Yet I want to make it clear that nothing in these pages is meant as an attack on the people who believe these things.They themselves aren’t dumb.Their assumptions and beliefs are. If I’d had more room in the title, I would have called this book Ten Dumb Things That Smart, Sincere, Good, and Godly Christians Believe.
Each one of these spiritual urban legends is a bit like fool’s gold. It looks great at first glance, but once tested, it proves worthless. No doubt we’ve all jumped to some pretty foolish conclusions in our life. I know I have. But fortunately, early in my faith journey, I had some careful-thinking mentors who pointed out the folly of basing my belief system on what everybody else said rather than on careful biblical scrutiny. They taught me to avoid reading just my favorite verses.
They showed me the importance of reading all the surrounding verses—and the rest of the book as well.
Their advice has served me well and saved me much heartache.
It has also solidified my confidence in the Bible.The more I’ve learned to toss aside the clichés, happy talk, and cultural assumptions that don’t fit what the Bible actually says (or the way that life really works), the greater my trust in it as God’s Word and the ultimate source of spiritual truth.
It’s my hope that the pages of this book will do the same for you—that they will help you question everything you hear and test everything you believe against the actual words and teaching of the Bible.
Excerpted from Ten Dumb Things Smart Christians Believe by Larry Osborne.

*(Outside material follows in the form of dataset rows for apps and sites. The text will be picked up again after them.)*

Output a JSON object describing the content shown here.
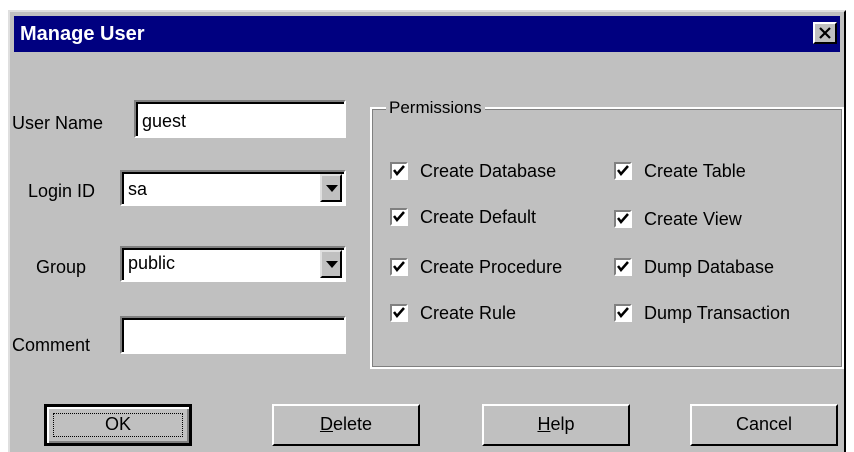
{
  "window": {
    "title": "Manage User",
    "close_label": "×"
  },
  "form": {
    "user_name_label": "User Name",
    "user_name_value": "guest",
    "login_id_label": "Login ID",
    "login_id_value": "sa",
    "group_label": "Group",
    "group_value": "public",
    "comment_label": "Comment",
    "comment_value": ""
  },
  "permissions": {
    "title": "Permissions",
    "items": [
      {
        "label": "Create Database",
        "checked": true
      },
      {
        "label": "Create Table",
        "checked": true
      },
      {
        "label": "Create Default",
        "checked": true
      },
      {
        "label": "Create View",
        "checked": true
      },
      {
        "label": "Create Procedure",
        "checked": true
      },
      {
        "label": "Dump Database",
        "checked": true
      },
      {
        "label": "Create Rule",
        "checked": true
      },
      {
        "label": "Dump Transaction",
        "checked": true
      }
    ]
  },
  "buttons": {
    "ok": "OK",
    "delete_mnemonic": "D",
    "delete_rest": "elete",
    "help_mnemonic": "H",
    "help_rest": "elp",
    "cancel": "Cancel"
  },
  "colors": {
    "titlebar": "#000080",
    "face": "#c0c0c0"
  }
}
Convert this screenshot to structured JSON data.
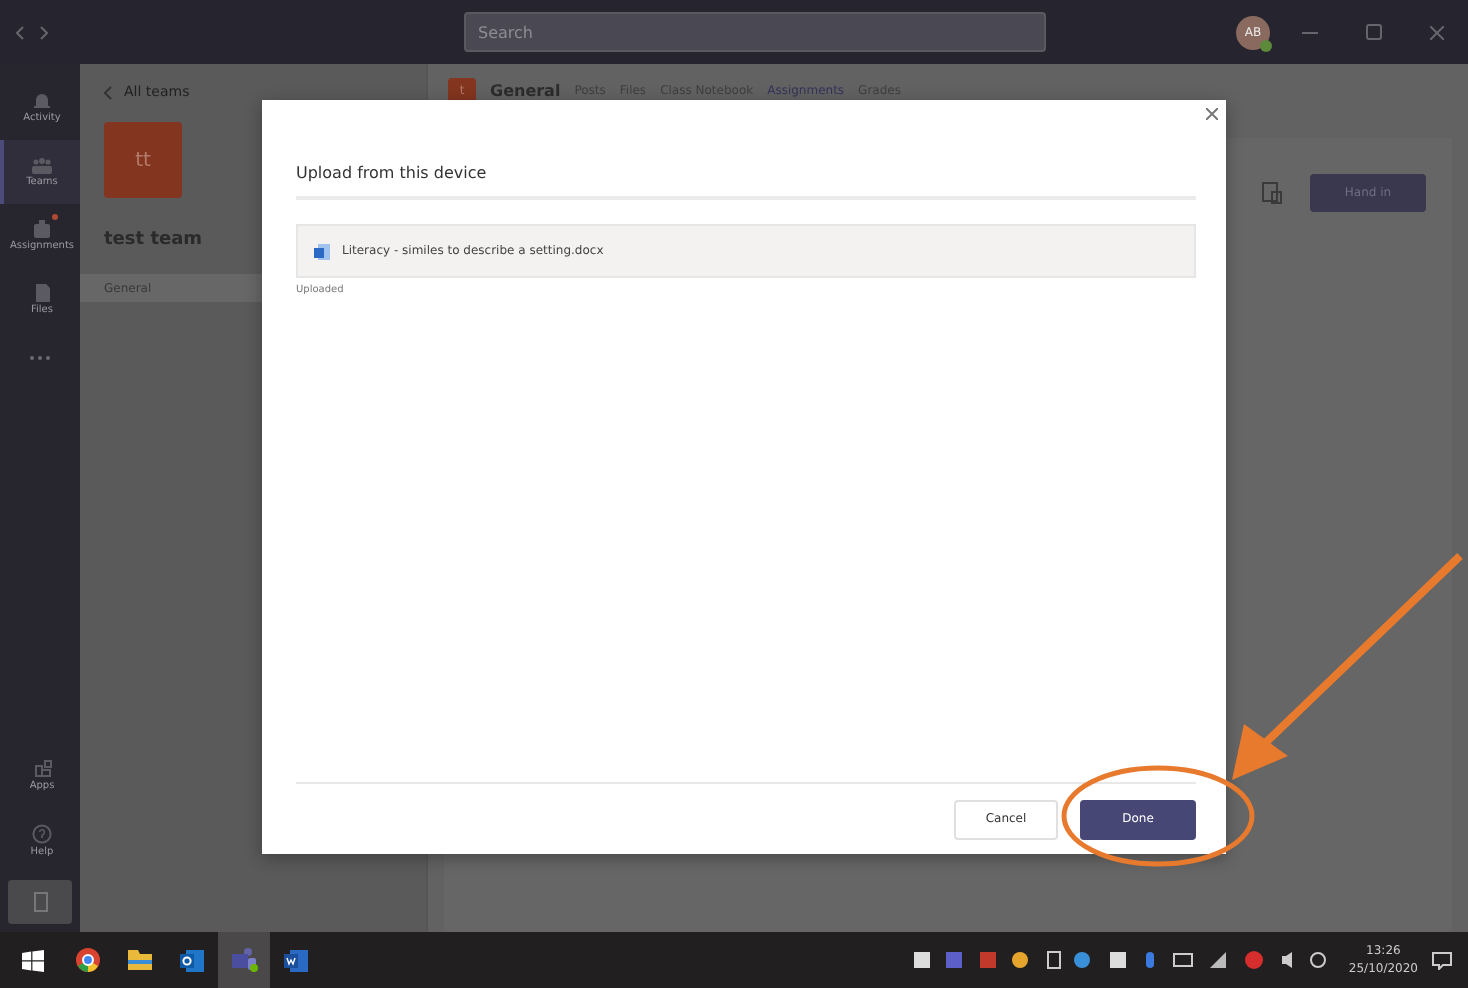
{
  "title_bar": {
    "search": {
      "placeholder": "Search"
    },
    "avatar": "AB"
  },
  "rail": {
    "top": [
      {
        "label": "Activity",
        "selected": false,
        "badge": false
      },
      {
        "label": "Teams",
        "selected": true,
        "badge": false
      },
      {
        "label": "Assignments",
        "selected": false,
        "badge": true
      },
      {
        "label": "Files",
        "selected": false,
        "badge": false
      }
    ],
    "bottom": [
      {
        "label": "Apps",
        "selected": false,
        "badge": false
      },
      {
        "label": "Help",
        "selected": false,
        "badge": false
      }
    ]
  },
  "team_panel": {
    "back": "All teams",
    "initials": "tt",
    "name": "test team",
    "channels": [
      {
        "label": "General",
        "selected": true
      }
    ]
  },
  "channel_header": {
    "initial": "t",
    "name": "General",
    "tabs": [
      {
        "label": "Posts",
        "selected": false
      },
      {
        "label": "Files",
        "selected": false
      },
      {
        "label": "Class Notebook",
        "selected": false
      },
      {
        "label": "Assignments",
        "selected": true
      },
      {
        "label": "Grades",
        "selected": false
      }
    ]
  },
  "hand_in": "Hand in",
  "dialog": {
    "title": "Upload from this device",
    "files": [
      {
        "name": "Literacy - similes to describe a setting.docx",
        "status": "Uploaded"
      }
    ],
    "buttons": [
      {
        "label": "Cancel",
        "kind": "secondary"
      },
      {
        "label": "Done",
        "kind": "primary"
      }
    ]
  },
  "taskbar": {
    "apps": [
      {
        "selected": false
      },
      {
        "selected": false
      },
      {
        "selected": false
      },
      {
        "selected": true
      },
      {
        "selected": false
      }
    ],
    "time": "13:26",
    "date": "25/10/2020"
  }
}
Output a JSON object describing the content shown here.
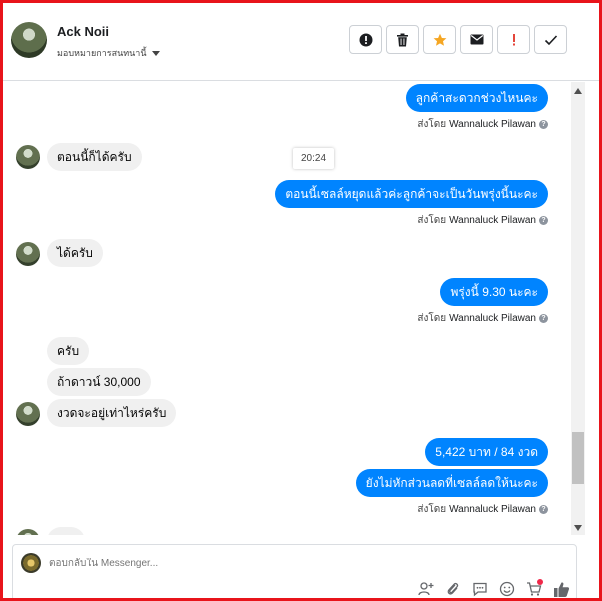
{
  "header": {
    "name": "Ack Noii",
    "subtitle": "มอบหมายการสนทนานี้",
    "actions": [
      {
        "name": "report-spam-button",
        "icon": "exclamation-circle-icon"
      },
      {
        "name": "delete-button",
        "icon": "trash-icon"
      },
      {
        "name": "star-button",
        "icon": "star-icon"
      },
      {
        "name": "mark-unread-button",
        "icon": "envelope-icon"
      },
      {
        "name": "follow-up-button",
        "icon": "exclamation-icon"
      },
      {
        "name": "mark-done-button",
        "icon": "checkmark-icon"
      }
    ]
  },
  "thread": {
    "timestamp": "20:24",
    "sent_by_prefix": "ส่งโดย",
    "sent_by_name": "Wannaluck Pilawan",
    "messages": {
      "m1": "ลูกค้าสะดวกช่วงไหนคะ",
      "m2": "ตอนนี้ก็ได้ครับ",
      "m3": "ตอนนี้เซลล์หยุดแล้วค่ะลูกค้าจะเป็นวันพรุ่งนี้นะคะ",
      "m4": "ได้ครับ",
      "m5": "พรุ่งนี้ 9.30  นะคะ",
      "m6": "ครับ",
      "m7": "ถ้าดาวน์ 30,000",
      "m8": "งวดจะอยู่เท่าไหร่ครับ",
      "m9": "5,422 บาท /     84 งวด",
      "m10": "ยังไม่หักส่วนลดที่เซลล์ลดให้นะคะ"
    }
  },
  "composer": {
    "placeholder": "ตอบกลับใน Messenger...",
    "tools": [
      "add-person-icon",
      "attachment-icon",
      "saved-replies-icon",
      "emoji-icon",
      "cart-icon",
      "like-icon"
    ]
  },
  "colors": {
    "outgoing_bubble": "#0084ff",
    "incoming_bubble": "#f0f0f0",
    "frame_border": "#e8141b",
    "star": "#f5a623",
    "alert": "#e4463b"
  }
}
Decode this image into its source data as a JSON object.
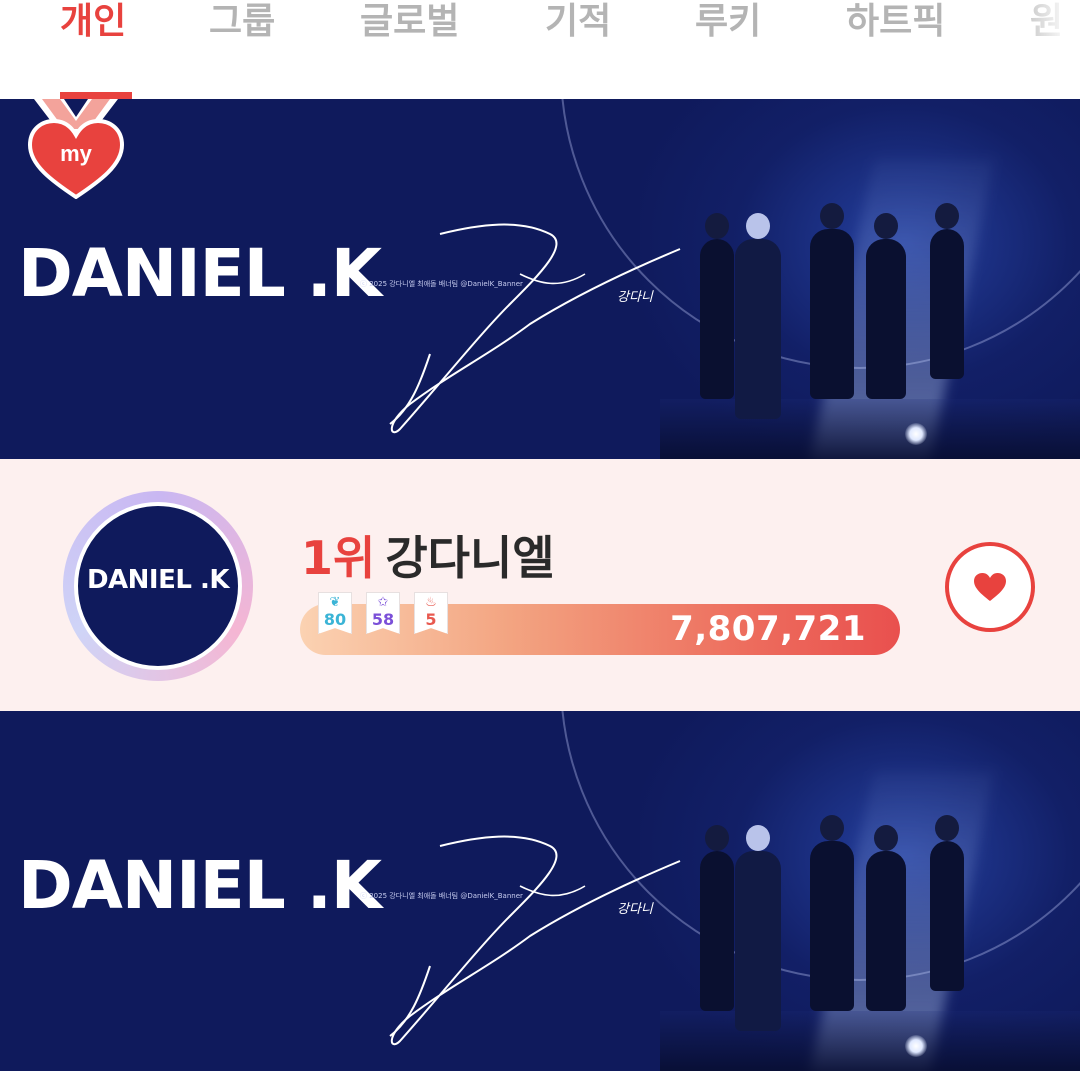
{
  "tabs": [
    {
      "label": "개인",
      "active": true
    },
    {
      "label": "그룹",
      "active": false
    },
    {
      "label": "글로벌",
      "active": false
    },
    {
      "label": "기적",
      "active": false
    },
    {
      "label": "루키",
      "active": false
    },
    {
      "label": "하트픽",
      "active": false
    },
    {
      "label": "원",
      "active": false
    }
  ],
  "badge": {
    "label": "my",
    "icon": "heart-medal-icon"
  },
  "banner": {
    "title": "DANIEL .K",
    "copyright": "ⓒ 2025 강다니엘 최애돌 배너팀 @DanielK_Banner",
    "signature_tag": "강다니"
  },
  "rank_card": {
    "avatar_text": "DANIEL .K",
    "rank": "1위",
    "name": "강다니엘",
    "medals": [
      {
        "icon": "angel-wing-icon",
        "count": "80",
        "color": "#3bb4d6"
      },
      {
        "icon": "star-icon",
        "count": "58",
        "color": "#7b50d8"
      },
      {
        "icon": "cake-icon",
        "count": "5",
        "color": "#e8594f"
      }
    ],
    "score": "7,807,721",
    "vote_icon": "heart-icon"
  },
  "colors": {
    "accent": "#e8423e",
    "banner_bg": "#0f1a5c",
    "card_bg": "#fdf0ef",
    "inactive_tab": "#b4b4b4"
  }
}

Copyright © 2009 by Larry Osborne. Excerpted by permission of Multnomah Books, a division of Random House, Inc. All rights reserved. No part of this excerpt may be reproduced or reprinted without permission in writing from the publisher.